A distorted moment of sedateness builds to a crashing peak on the record’s title track, before washing away again for the second verse. Cannoning waves of guitar and vocal highs from Oscar Pollock lead the track on its lengthy journey and establish the single as a hidden treasure. Pollock’s powerful vocals impress again on poignant album closer “Home (There Was Never Any Reason To Feel as Alone)” which is yet another inspirational and rousing offering.
A mystical presence lies within many elements of the band’s less exhaustive productions, with Pollock’s vocals carrying an enchanting weight as they ride along delicate breakdown sections. “Illusions” is a masterful snapshot of seduction via a slow-blues guitar and piano collaboration.
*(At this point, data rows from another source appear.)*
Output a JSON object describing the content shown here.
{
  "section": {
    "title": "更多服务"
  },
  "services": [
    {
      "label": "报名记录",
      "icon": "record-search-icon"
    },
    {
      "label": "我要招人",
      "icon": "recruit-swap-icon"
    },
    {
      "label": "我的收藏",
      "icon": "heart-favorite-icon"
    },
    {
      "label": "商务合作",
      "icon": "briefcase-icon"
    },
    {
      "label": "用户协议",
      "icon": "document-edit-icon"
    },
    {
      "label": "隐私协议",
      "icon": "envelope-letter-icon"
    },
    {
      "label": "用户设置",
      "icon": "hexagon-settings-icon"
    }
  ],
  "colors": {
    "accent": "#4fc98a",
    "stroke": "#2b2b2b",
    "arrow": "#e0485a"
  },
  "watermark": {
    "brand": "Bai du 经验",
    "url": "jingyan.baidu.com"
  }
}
Having crafted a gloriously addictive piano melody, the track’s winding guitar loops to an emphatic crescendo of gyrating instrumentation. The explosive warmth of “Sweet Intention”’s chorus contrasts its spacious pop-oriented verses which sway along a spiritually searching journey.
With the majority of ‘Ulfilas’ Alphabet’ taking shape as an expansive probe into the future, “Greenhands” and “Duller Days” take inspiration from music legends of the past. Whilst the steady jaunt of the latter resonates with flourishing gothic prose and the vocal depth of David Bowie, the former is a track of pompous narrative nostalgia. Staccatoed, Elton John piano licks provide the base of the single whilst the soulful and bluesy melody is reminiscent of early-era Fleetwood Mac.
For a record brimming with creativity and intellect, Ulfilas’ Alphabet’s only downfall comes from a simple aspect in record production. Track ordering is an integral part to the flow and emotional experience of an album and by placing their most impressive piece in “Higher States” before “The Changeover”, a disappointingly drab offering, the four-piece lose the momentum gained within the first half of the record. As a single, especially one released prior to the album coming out, “The Changeover” is formulaic and non-whimsical, failing to ignite the passion so startlingly present amongst the rest of the record.
Despite one sole blip, Sundara Karma are a gloriously entertaining prospect, never afraid to opt away from the dramatic, grandeur notions of cosmic indie-rock. If 2017’s debut record was a palette-cleansing warm-up, ‘Ulfilas’ Alphabet’ is the sonic equivalent of strutting onto a dance-floor in the prime of your life, carrying enough emotional intelligence and artistic originality to fill an array of albums. For such progress to be accomplished within the space of two years, Sundara Karma’s future is set to be an illustrious path into the unknown, yet they are fated to reach heights unknown to the majority of budding indie outfits.